— GOAL OF THE EXERCISE —
Pictures stay out of the copy, and everything else in the data below is repeated exactly.

— EXTRACTED RECORDS —
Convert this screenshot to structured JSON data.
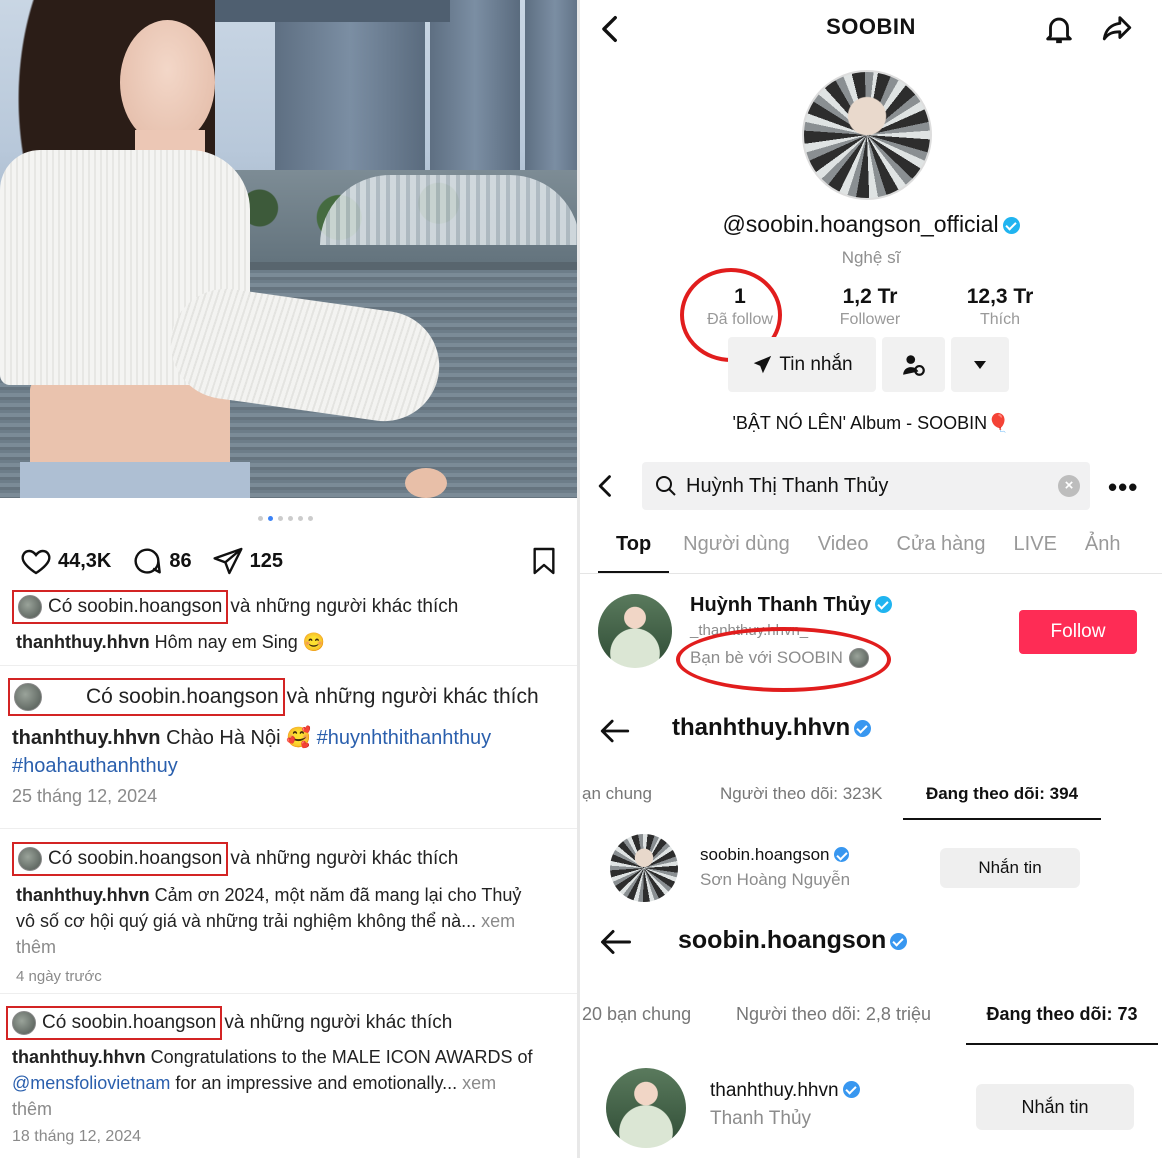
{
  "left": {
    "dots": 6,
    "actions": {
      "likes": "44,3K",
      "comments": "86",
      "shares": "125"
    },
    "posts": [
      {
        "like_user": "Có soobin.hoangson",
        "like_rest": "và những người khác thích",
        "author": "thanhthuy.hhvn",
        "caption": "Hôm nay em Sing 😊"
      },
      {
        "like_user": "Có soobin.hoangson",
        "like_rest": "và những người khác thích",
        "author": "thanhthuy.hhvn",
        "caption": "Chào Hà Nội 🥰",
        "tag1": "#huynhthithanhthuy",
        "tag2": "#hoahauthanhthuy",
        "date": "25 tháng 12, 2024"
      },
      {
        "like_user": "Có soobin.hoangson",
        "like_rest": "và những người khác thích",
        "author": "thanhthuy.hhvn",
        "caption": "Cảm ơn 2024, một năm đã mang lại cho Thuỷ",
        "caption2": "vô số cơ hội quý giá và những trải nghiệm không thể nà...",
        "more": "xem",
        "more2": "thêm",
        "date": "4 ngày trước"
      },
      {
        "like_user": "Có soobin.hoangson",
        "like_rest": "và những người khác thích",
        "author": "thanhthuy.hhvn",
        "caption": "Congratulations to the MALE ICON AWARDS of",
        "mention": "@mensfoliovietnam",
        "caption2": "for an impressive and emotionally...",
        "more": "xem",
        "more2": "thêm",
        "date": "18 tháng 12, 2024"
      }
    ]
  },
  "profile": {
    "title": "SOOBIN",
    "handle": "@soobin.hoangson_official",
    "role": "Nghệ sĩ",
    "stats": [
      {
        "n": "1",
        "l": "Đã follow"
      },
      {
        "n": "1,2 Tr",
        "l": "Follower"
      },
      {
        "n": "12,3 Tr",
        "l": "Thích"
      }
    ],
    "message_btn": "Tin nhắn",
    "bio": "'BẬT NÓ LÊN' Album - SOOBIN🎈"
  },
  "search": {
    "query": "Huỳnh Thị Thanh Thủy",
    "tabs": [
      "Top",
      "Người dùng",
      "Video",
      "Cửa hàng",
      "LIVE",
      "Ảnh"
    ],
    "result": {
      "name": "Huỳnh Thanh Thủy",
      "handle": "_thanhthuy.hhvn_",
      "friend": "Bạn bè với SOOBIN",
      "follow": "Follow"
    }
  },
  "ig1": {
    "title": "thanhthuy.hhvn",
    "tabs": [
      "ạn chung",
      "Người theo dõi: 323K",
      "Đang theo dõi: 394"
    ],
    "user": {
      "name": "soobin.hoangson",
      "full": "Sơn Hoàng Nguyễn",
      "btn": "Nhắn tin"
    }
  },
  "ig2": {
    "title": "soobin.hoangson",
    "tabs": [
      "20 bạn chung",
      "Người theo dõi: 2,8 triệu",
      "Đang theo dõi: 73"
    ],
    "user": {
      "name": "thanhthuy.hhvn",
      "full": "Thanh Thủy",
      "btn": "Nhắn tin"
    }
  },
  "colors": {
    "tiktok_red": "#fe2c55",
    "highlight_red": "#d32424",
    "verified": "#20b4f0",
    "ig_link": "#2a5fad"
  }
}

— ANSWER TO THIS EXERCISE —
Convert this screenshot to structured JSON data.
{
  "left": {
    "dots": 6,
    "actions": {
      "likes": "44,3K",
      "comments": "86",
      "shares": "125"
    },
    "posts": [
      {
        "like_user": "Có soobin.hoangson",
        "like_rest": "và những người khác thích",
        "author": "thanhthuy.hhvn",
        "caption": "Hôm nay em Sing 😊"
      },
      {
        "like_user": "Có soobin.hoangson",
        "like_rest": "và những người khác thích",
        "author": "thanhthuy.hhvn",
        "caption": "Chào Hà Nội 🥰",
        "tag1": "#huynhthithanhthuy",
        "tag2": "#hoahauthanhthuy",
        "date": "25 tháng 12, 2024"
      },
      {
        "like_user": "Có soobin.hoangson",
        "like_rest": "và những người khác thích",
        "author": "thanhthuy.hhvn",
        "caption": "Cảm ơn 2024, một năm đã mang lại cho Thuỷ",
        "caption2": "vô số cơ hội quý giá và những trải nghiệm không thể nà...",
        "more": "xem",
        "more2": "thêm",
        "date": "4 ngày trước"
      },
      {
        "like_user": "Có soobin.hoangson",
        "like_rest": "và những người khác thích",
        "author": "thanhthuy.hhvn",
        "caption": "Congratulations to the MALE ICON AWARDS of",
        "mention": "@mensfoliovietnam",
        "caption2": "for an impressive and emotionally...",
        "more": "xem",
        "more2": "thêm",
        "date": "18 tháng 12, 2024"
      }
    ]
  },
  "profile": {
    "title": "SOOBIN",
    "handle": "@soobin.hoangson_official",
    "role": "Nghệ sĩ",
    "stats": [
      {
        "n": "1",
        "l": "Đã follow"
      },
      {
        "n": "1,2 Tr",
        "l": "Follower"
      },
      {
        "n": "12,3 Tr",
        "l": "Thích"
      }
    ],
    "message_btn": "Tin nhắn",
    "bio": "'BẬT NÓ LÊN' Album - SOOBIN🎈"
  },
  "search": {
    "query": "Huỳnh Thị Thanh Thủy",
    "tabs": [
      "Top",
      "Người dùng",
      "Video",
      "Cửa hàng",
      "LIVE",
      "Ảnh"
    ],
    "result": {
      "name": "Huỳnh Thanh Thủy",
      "handle": "_thanhthuy.hhvn_",
      "friend": "Bạn bè với SOOBIN",
      "follow": "Follow"
    }
  },
  "ig1": {
    "title": "thanhthuy.hhvn",
    "tabs": [
      "ạn chung",
      "Người theo dõi: 323K",
      "Đang theo dõi: 394"
    ],
    "user": {
      "name": "soobin.hoangson",
      "full": "Sơn Hoàng Nguyễn",
      "btn": "Nhắn tin"
    }
  },
  "ig2": {
    "title": "soobin.hoangson",
    "tabs": [
      "20 bạn chung",
      "Người theo dõi: 2,8 triệu",
      "Đang theo dõi: 73"
    ],
    "user": {
      "name": "thanhthuy.hhvn",
      "full": "Thanh Thủy",
      "btn": "Nhắn tin"
    }
  },
  "colors": {
    "tiktok_red": "#fe2c55",
    "highlight_red": "#d32424",
    "verified": "#20b4f0",
    "ig_link": "#2a5fad"
  }
}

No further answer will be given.